**What is being asked:**
Which lines of the records below contain the string "Sprint"? Report each of them.

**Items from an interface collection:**
================
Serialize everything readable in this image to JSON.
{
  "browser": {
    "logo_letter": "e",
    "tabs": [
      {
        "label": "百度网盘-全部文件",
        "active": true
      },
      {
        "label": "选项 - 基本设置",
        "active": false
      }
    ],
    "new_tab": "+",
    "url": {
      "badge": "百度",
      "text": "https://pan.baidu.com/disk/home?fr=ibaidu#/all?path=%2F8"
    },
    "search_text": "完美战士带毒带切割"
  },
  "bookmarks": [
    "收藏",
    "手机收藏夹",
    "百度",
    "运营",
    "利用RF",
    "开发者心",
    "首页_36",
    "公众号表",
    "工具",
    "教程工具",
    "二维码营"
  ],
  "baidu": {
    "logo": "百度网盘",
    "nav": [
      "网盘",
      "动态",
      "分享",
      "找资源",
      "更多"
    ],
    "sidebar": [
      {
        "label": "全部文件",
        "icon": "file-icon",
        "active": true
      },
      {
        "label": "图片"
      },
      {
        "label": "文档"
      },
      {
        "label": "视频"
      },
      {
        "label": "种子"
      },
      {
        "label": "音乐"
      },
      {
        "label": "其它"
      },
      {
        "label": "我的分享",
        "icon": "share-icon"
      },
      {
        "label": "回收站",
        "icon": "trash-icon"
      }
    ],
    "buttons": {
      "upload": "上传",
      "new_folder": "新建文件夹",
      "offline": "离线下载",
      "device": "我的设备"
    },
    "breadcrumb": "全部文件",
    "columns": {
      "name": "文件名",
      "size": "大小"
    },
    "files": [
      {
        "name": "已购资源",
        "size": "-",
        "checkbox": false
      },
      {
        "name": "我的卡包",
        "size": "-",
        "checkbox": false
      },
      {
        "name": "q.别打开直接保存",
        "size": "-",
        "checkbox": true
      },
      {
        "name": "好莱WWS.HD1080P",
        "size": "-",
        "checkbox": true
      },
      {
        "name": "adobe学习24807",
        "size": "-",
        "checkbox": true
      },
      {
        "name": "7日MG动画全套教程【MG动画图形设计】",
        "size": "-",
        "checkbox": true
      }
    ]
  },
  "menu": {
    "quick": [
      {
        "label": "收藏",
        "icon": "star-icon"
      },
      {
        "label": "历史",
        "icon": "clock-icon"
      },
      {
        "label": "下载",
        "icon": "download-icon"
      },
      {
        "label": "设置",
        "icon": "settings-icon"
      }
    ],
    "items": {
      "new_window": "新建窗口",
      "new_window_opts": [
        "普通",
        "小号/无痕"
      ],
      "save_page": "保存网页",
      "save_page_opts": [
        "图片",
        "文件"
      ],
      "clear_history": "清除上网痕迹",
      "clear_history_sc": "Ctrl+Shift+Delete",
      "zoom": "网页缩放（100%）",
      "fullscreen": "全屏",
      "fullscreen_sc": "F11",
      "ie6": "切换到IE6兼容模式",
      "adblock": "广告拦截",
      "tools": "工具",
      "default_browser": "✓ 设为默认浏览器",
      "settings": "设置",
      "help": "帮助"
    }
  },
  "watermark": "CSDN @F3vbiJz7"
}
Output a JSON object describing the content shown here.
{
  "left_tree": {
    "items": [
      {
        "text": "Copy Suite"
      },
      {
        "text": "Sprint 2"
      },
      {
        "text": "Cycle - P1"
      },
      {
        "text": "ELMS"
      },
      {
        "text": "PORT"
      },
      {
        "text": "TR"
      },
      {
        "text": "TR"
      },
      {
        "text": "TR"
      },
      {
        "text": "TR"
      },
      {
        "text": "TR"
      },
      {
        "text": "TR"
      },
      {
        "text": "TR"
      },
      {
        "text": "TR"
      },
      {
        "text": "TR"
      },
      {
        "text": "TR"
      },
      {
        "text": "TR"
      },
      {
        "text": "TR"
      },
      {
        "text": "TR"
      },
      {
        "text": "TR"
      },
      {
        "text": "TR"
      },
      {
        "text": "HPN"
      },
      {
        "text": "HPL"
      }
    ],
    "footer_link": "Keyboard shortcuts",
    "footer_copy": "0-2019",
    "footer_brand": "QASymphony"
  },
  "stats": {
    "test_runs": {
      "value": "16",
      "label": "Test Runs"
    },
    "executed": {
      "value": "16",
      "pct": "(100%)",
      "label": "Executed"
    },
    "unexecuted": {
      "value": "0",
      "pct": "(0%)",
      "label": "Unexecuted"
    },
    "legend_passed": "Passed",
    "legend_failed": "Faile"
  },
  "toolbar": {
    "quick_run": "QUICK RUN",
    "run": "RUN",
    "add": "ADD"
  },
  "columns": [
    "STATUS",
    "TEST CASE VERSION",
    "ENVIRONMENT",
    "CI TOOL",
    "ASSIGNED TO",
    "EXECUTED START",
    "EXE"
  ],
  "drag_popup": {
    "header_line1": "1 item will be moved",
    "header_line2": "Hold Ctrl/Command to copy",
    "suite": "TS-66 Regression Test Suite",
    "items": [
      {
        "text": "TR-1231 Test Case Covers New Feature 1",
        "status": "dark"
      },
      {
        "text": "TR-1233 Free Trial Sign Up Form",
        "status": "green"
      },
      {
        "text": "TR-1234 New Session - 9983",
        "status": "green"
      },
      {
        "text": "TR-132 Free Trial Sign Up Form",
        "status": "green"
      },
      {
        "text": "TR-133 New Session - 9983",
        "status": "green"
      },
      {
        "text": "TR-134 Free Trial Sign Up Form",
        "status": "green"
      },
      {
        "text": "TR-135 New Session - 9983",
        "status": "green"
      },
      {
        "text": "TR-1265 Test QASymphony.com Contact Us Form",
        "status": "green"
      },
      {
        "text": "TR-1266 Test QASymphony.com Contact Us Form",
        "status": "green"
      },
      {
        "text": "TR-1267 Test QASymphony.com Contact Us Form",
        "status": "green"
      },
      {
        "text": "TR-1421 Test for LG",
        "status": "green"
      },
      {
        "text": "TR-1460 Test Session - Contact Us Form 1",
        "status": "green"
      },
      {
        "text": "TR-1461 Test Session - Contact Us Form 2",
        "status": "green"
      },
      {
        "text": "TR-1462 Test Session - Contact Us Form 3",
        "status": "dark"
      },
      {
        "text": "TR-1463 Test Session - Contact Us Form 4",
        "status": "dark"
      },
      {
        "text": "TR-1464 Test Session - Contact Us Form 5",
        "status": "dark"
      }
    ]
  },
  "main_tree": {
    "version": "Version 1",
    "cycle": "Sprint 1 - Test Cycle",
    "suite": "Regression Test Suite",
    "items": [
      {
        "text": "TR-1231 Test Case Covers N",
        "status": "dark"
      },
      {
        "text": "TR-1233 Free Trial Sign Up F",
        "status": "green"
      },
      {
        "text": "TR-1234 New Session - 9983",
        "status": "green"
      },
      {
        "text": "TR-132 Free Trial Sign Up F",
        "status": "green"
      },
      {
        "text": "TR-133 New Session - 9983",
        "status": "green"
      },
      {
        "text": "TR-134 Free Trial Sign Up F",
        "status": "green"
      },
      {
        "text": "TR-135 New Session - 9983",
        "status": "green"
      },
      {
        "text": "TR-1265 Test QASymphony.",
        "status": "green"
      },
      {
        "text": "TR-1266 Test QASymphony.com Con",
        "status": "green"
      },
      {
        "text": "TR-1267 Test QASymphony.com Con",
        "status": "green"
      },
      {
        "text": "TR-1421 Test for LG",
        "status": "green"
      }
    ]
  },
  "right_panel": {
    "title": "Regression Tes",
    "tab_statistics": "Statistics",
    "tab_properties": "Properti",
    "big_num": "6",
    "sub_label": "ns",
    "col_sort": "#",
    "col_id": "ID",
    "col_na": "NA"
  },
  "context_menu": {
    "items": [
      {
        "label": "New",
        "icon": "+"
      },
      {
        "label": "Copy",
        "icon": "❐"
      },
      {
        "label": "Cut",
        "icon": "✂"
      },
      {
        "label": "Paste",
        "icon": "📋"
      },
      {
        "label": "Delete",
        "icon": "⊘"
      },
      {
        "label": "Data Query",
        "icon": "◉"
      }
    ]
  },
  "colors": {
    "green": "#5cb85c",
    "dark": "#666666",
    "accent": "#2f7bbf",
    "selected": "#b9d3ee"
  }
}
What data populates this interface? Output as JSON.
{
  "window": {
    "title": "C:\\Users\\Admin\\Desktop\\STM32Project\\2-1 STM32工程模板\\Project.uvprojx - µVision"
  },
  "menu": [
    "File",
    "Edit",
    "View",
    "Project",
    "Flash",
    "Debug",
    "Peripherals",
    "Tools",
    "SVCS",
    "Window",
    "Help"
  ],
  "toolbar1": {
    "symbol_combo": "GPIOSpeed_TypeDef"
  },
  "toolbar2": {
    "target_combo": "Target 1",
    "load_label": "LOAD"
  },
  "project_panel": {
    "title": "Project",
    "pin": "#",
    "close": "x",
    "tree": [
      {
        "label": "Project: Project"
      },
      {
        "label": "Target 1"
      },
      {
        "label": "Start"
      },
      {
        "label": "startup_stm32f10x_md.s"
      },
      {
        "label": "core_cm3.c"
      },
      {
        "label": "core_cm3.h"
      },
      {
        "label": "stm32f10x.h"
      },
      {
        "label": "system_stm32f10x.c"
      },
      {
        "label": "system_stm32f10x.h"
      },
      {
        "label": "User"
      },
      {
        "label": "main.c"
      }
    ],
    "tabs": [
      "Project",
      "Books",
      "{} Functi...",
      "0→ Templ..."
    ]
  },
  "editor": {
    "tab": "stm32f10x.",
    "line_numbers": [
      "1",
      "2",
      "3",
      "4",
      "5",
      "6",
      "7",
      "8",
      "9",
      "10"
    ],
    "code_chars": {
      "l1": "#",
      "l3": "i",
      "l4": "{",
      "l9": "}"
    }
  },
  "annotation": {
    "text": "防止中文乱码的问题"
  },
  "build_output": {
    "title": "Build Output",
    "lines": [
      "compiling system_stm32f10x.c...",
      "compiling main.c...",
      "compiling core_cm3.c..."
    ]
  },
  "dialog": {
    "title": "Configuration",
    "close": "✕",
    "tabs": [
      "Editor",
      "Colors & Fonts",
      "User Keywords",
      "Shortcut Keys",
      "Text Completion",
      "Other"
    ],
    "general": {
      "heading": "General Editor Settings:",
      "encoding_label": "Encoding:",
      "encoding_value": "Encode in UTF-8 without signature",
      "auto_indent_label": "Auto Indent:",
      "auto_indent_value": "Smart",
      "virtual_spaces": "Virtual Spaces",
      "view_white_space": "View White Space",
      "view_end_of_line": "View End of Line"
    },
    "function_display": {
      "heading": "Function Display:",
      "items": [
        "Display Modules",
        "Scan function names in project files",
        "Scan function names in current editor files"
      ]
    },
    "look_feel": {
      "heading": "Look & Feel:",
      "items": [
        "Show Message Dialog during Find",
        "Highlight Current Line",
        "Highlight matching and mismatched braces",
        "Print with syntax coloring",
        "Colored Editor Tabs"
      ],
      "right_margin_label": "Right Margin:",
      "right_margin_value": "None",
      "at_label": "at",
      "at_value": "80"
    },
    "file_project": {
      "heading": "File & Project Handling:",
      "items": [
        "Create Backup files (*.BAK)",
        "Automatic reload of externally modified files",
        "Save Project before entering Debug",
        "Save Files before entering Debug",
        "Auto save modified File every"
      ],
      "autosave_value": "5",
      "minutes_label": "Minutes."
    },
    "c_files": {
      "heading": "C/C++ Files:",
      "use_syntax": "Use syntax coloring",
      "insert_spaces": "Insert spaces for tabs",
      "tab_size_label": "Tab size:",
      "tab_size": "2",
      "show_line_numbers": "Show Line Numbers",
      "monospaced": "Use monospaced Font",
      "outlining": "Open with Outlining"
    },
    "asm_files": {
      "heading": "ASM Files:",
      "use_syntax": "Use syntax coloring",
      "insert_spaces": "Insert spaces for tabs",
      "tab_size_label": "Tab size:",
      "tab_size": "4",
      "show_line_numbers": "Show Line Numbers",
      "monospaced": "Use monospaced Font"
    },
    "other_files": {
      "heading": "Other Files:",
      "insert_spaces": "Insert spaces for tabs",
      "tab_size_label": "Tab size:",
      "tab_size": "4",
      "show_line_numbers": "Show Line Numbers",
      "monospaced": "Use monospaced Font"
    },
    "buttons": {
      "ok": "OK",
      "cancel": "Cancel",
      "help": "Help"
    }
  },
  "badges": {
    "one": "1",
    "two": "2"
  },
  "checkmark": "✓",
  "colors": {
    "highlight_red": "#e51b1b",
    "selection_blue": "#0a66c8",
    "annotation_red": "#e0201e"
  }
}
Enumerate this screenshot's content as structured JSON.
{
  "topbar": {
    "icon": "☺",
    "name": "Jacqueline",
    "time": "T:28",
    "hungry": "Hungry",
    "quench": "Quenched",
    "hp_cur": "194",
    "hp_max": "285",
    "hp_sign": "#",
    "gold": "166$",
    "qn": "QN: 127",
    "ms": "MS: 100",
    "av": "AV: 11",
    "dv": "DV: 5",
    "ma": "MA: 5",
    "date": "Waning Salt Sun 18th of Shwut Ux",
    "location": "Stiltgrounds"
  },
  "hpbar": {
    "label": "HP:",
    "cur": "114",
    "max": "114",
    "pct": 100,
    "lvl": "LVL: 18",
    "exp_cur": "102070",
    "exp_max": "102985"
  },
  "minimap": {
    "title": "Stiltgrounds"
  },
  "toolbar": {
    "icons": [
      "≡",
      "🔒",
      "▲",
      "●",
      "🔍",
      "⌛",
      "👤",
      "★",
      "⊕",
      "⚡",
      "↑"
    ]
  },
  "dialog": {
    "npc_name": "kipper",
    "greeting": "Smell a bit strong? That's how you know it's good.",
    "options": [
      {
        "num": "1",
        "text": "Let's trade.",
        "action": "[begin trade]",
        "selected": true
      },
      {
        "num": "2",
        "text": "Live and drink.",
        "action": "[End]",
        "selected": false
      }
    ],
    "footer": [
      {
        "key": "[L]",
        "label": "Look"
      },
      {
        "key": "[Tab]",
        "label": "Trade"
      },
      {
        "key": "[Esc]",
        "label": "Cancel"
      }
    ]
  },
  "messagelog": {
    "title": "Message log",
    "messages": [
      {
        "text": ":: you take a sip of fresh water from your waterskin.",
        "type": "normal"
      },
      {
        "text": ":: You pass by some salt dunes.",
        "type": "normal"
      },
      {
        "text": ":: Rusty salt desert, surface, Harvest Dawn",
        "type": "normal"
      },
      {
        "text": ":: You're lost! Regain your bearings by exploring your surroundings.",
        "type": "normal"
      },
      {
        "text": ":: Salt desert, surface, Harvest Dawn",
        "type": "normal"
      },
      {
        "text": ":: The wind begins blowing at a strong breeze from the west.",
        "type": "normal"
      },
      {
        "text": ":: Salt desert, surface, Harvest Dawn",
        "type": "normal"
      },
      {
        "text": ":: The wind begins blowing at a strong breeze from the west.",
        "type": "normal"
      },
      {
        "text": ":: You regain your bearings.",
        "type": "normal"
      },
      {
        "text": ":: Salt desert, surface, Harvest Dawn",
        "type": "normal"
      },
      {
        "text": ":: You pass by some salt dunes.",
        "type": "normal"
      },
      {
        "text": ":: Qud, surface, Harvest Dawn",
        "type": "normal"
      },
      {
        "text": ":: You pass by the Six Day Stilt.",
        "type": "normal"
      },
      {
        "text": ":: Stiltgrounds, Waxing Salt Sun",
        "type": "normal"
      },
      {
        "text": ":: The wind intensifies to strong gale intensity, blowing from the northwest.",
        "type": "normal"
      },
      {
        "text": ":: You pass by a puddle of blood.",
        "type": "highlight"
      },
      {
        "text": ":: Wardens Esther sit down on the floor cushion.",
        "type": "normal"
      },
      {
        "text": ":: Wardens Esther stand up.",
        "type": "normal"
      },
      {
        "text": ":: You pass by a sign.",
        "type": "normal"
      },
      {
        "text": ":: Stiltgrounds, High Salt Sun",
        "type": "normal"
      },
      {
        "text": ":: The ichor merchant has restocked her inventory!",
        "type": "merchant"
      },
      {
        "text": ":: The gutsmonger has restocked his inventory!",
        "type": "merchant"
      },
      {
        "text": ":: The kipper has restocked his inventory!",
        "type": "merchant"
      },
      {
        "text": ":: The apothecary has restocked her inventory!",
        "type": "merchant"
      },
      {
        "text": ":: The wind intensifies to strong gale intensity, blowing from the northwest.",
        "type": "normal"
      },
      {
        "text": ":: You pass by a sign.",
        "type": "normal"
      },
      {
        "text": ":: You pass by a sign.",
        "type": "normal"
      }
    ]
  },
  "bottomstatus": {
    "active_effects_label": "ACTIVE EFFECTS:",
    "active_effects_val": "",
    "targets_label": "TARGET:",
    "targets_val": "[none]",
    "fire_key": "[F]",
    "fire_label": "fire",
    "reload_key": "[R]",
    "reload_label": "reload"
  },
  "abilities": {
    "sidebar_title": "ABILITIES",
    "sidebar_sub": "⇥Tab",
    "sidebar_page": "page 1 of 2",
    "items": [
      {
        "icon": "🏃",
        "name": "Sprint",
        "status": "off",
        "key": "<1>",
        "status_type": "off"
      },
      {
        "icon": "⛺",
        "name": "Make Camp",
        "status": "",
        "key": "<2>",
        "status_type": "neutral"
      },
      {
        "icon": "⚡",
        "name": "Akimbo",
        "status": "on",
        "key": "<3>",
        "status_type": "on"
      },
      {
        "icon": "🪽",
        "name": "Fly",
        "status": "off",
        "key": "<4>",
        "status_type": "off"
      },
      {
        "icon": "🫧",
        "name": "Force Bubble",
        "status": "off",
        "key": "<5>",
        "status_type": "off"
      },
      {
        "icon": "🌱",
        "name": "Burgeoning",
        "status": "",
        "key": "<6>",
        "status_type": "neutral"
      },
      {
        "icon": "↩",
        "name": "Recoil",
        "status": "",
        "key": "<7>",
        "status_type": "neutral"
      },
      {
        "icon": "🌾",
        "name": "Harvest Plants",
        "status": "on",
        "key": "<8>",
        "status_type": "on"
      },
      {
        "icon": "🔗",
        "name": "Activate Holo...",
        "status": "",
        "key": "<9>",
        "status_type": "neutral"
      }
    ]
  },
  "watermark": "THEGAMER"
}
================
**Response box:**
        "text": "Sprint 2"
    "cycle": "Sprint 1 - Test Cycle",
        "name": "Sprint",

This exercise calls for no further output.